[[ Records to use open ]]

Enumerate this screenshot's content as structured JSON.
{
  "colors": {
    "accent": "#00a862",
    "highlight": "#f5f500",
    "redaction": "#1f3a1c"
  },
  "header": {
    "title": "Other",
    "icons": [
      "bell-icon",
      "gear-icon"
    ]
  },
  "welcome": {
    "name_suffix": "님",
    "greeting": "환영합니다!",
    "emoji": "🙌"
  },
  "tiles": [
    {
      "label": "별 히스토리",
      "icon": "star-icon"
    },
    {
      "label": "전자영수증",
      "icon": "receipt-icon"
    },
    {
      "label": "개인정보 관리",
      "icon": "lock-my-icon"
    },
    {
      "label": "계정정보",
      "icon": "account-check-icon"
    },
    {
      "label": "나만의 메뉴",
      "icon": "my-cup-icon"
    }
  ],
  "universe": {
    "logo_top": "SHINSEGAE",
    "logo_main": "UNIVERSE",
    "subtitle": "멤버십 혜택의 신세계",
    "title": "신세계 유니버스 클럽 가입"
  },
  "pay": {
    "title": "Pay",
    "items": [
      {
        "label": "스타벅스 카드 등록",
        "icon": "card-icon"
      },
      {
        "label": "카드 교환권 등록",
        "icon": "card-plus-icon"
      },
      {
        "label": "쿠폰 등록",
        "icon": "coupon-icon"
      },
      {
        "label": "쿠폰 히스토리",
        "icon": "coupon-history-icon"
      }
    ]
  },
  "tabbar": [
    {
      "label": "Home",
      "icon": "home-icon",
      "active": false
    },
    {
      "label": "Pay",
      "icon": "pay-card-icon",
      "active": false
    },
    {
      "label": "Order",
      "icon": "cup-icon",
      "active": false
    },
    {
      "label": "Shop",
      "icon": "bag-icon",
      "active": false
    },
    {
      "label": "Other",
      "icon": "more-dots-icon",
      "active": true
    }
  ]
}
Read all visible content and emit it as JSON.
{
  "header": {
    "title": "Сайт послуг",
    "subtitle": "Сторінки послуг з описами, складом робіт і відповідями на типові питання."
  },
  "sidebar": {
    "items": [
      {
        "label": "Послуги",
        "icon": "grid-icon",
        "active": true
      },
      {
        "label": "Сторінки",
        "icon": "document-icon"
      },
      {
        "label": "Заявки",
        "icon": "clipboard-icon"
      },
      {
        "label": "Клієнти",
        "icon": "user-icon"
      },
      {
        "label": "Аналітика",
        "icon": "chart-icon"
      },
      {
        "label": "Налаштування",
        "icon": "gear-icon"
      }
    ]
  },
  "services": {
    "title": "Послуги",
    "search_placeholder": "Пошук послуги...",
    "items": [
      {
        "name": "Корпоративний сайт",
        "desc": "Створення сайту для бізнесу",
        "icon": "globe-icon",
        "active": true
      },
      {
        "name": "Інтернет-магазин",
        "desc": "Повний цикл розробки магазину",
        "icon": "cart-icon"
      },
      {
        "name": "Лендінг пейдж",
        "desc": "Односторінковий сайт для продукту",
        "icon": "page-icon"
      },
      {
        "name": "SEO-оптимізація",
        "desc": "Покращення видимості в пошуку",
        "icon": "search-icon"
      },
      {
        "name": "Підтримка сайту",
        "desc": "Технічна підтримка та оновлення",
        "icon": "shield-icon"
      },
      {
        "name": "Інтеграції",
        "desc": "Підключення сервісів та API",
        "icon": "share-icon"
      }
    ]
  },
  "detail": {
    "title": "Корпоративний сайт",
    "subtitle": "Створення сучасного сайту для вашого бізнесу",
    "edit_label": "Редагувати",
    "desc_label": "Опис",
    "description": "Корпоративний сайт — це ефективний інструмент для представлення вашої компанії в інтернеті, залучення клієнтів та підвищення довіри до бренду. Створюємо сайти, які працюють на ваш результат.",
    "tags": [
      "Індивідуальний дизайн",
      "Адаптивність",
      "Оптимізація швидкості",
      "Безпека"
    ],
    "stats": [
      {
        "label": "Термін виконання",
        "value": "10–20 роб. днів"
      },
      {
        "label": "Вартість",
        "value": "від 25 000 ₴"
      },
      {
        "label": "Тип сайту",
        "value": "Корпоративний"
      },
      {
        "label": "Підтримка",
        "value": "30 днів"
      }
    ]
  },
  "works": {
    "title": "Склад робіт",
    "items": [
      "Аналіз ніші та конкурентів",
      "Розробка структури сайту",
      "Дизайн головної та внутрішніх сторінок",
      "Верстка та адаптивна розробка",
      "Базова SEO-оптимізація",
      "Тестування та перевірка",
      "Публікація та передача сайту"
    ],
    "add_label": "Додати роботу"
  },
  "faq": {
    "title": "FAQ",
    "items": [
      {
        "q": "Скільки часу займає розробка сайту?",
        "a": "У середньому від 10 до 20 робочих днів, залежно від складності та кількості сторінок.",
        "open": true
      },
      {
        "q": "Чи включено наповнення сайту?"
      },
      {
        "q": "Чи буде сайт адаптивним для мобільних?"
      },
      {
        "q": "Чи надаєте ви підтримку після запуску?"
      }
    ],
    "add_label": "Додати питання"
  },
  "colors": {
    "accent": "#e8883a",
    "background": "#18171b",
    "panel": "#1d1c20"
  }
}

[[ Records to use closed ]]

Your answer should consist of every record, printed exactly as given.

Enumerate this screenshot's content as structured JSON.
{
  "colors": {
    "accent": "#00a862",
    "highlight": "#f5f500",
    "redaction": "#1f3a1c"
  },
  "header": {
    "title": "Other",
    "icons": [
      "bell-icon",
      "gear-icon"
    ]
  },
  "welcome": {
    "name_suffix": "님",
    "greeting": "환영합니다!",
    "emoji": "🙌"
  },
  "tiles": [
    {
      "label": "별 히스토리",
      "icon": "star-icon"
    },
    {
      "label": "전자영수증",
      "icon": "receipt-icon"
    },
    {
      "label": "개인정보 관리",
      "icon": "lock-my-icon"
    },
    {
      "label": "계정정보",
      "icon": "account-check-icon"
    },
    {
      "label": "나만의 메뉴",
      "icon": "my-cup-icon"
    }
  ],
  "universe": {
    "logo_top": "SHINSEGAE",
    "logo_main": "UNIVERSE",
    "subtitle": "멤버십 혜택의 신세계",
    "title": "신세계 유니버스 클럽 가입"
  },
  "pay": {
    "title": "Pay",
    "items": [
      {
        "label": "스타벅스 카드 등록",
        "icon": "card-icon"
      },
      {
        "label": "카드 교환권 등록",
        "icon": "card-plus-icon"
      },
      {
        "label": "쿠폰 등록",
        "icon": "coupon-icon"
      },
      {
        "label": "쿠폰 히스토리",
        "icon": "coupon-history-icon"
      }
    ]
  },
  "tabbar": [
    {
      "label": "Home",
      "icon": "home-icon",
      "active": false
    },
    {
      "label": "Pay",
      "icon": "pay-card-icon",
      "active": false
    },
    {
      "label": "Order",
      "icon": "cup-icon",
      "active": false
    },
    {
      "label": "Shop",
      "icon": "bag-icon",
      "active": false
    },
    {
      "label": "Other",
      "icon": "more-dots-icon",
      "active": true
    }
  ]
}
Read all visible content and emit it as JSON.
{
  "header": {
    "title": "Сайт послуг",
    "subtitle": "Сторінки послуг з описами, складом робіт і відповідями на типові питання."
  },
  "sidebar": {
    "items": [
      {
        "label": "Послуги",
        "icon": "grid-icon",
        "active": true
      },
      {
        "label": "Сторінки",
        "icon": "document-icon"
      },
      {
        "label": "Заявки",
        "icon": "clipboard-icon"
      },
      {
        "label": "Клієнти",
        "icon": "user-icon"
      },
      {
        "label": "Аналітика",
        "icon": "chart-icon"
      },
      {
        "label": "Налаштування",
        "icon": "gear-icon"
      }
    ]
  },
  "services": {
    "title": "Послуги",
    "search_placeholder": "Пошук послуги...",
    "items": [
      {
        "name": "Корпоративний сайт",
        "desc": "Створення сайту для бізнесу",
        "icon": "globe-icon",
        "active": true
      },
      {
        "name": "Інтернет-магазин",
        "desc": "Повний цикл розробки магазину",
        "icon": "cart-icon"
      },
      {
        "name": "Лендінг пейдж",
        "desc": "Односторінковий сайт для продукту",
        "icon": "page-icon"
      },
      {
        "name": "SEO-оптимізація",
        "desc": "Покращення видимості в пошуку",
        "icon": "search-icon"
      },
      {
        "name": "Підтримка сайту",
        "desc": "Технічна підтримка та оновлення",
        "icon": "shield-icon"
      },
      {
        "name": "Інтеграції",
        "desc": "Підключення сервісів та API",
        "icon": "share-icon"
      }
    ]
  },
  "detail": {
    "title": "Корпоративний сайт",
    "subtitle": "Створення сучасного сайту для вашого бізнесу",
    "edit_label": "Редагувати",
    "desc_label": "Опис",
    "description": "Корпоративний сайт — це ефективний інструмент для представлення вашої компанії в інтернеті, залучення клієнтів та підвищення довіри до бренду. Створюємо сайти, які працюють на ваш результат.",
    "tags": [
      "Індивідуальний дизайн",
      "Адаптивність",
      "Оптимізація швидкості",
      "Безпека"
    ],
    "stats": [
      {
        "label": "Термін виконання",
        "value": "10–20 роб. днів"
      },
      {
        "label": "Вартість",
        "value": "від 25 000 ₴"
      },
      {
        "label": "Тип сайту",
        "value": "Корпоративний"
      },
      {
        "label": "Підтримка",
        "value": "30 днів"
      }
    ]
  },
  "works": {
    "title": "Склад робіт",
    "items": [
      "Аналіз ніші та конкурентів",
      "Розробка структури сайту",
      "Дизайн головної та внутрішніх сторінок",
      "Верстка та адаптивна розробка",
      "Базова SEO-оптимізація",
      "Тестування та перевірка",
      "Публікація та передача сайту"
    ],
    "add_label": "Додати роботу"
  },
  "faq": {
    "title": "FAQ",
    "items": [
      {
        "q": "Скільки часу займає розробка сайту?",
        "a": "У середньому від 10 до 20 робочих днів, залежно від складності та кількості сторінок.",
        "open": true
      },
      {
        "q": "Чи включено наповнення сайту?"
      },
      {
        "q": "Чи буде сайт адаптивним для мобільних?"
      },
      {
        "q": "Чи надаєте ви підтримку після запуску?"
      }
    ],
    "add_label": "Додати питання"
  },
  "colors": {
    "accent": "#e8883a",
    "background": "#18171b",
    "panel": "#1d1c20"
  }
}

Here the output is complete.